However, although we all know breast is best, there is often a ‘but’ attached: “I do not have time”, “I do not have enough milk”, “it is too hard”, “it is too sore”,” I need to go back to work”, “I was bottle fed and I am fine” .
Aggressive marketing of breastmilk substitutes, the need to go back to work, and the lack of effective support are some of the most common reasons given by mothers who choose to switch from breast to bottle feeding. With the increase of zero-hour contracts, more mothers are working without paid maternity leave. The following quotes are from a qualitative study on understanding infant and young child feeding practices in Tower Hamlets in 2017, that I was part of, which help illustrate why some mothers are choosing not to breastfeed.
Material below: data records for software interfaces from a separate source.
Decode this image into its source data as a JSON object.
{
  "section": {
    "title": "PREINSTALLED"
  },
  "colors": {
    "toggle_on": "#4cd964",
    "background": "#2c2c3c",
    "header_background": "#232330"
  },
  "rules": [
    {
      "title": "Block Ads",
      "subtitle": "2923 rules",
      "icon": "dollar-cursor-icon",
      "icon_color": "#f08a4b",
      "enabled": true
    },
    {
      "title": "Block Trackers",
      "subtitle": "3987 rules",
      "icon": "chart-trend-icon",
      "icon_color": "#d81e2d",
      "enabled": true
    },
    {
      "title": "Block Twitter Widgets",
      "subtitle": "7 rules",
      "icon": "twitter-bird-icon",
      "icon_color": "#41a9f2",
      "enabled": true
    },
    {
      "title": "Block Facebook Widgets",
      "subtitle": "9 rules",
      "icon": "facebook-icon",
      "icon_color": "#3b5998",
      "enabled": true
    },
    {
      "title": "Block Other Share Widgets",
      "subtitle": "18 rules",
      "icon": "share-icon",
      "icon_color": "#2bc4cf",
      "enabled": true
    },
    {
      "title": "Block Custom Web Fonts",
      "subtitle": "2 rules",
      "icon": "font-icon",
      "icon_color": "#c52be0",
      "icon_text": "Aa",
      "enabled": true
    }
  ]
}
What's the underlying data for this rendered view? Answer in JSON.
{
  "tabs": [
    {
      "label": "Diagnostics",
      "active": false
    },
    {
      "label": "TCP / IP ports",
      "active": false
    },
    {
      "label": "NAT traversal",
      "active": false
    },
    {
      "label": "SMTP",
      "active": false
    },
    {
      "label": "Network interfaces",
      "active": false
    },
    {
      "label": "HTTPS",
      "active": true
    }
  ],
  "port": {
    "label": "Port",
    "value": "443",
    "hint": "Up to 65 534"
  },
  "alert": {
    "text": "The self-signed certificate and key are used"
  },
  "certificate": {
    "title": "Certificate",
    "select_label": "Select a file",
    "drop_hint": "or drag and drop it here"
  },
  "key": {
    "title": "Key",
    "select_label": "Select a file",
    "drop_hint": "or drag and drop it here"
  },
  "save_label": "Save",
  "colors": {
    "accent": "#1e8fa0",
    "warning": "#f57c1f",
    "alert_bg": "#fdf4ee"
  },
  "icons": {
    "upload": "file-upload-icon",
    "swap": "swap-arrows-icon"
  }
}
“You hear plenty about the benefits of breastfeeding. All over the hospital, there are big signs saying, “It’s good for you to breastfeed.” But, then you don’t actually get the support from the hospital staff” – a mother.
“There are just so many mixed messages. Some of the midwives and other workers have different attitudes. You have no idea what you’re doing at the beginning. You want a clear, calm person. Whereas, you’re getting different people coming in every hour, giving you different advice. Not quite being as sympathetic as you might need them to be. To them, it’s old hat and to you, it’s brand new. You don’t know what you’re doing, the baby doesn’t know what they’re doing. A bit more sympathy. They’re stretched, you know” – a mother.
Health workers, especially midwives, health visitors and nursery nurses, need to ensure women are provided with effective information and support for optimal feeding. It is important for a child to be in the same room as their mother, as hearing the baby cry can lead to the milk being ‘let down’. Knowledge of baby reflexes, such as sucking, swallowing and latching, can also help to prevent complications such as cracked nipples.
We need to make sure that all health professionals and the media support exclusive breastfeeding of all infants until six months of age. This World Breast Feeding Week, I'm calling for more political commitment, support, and the implementation of the International Code of Marketing of Breast-Milk substitutes to help ensure the UK and other countries meet the Global Nutrition Target of increasing the numbers of exclusively breastfed infants to 50% by 2025.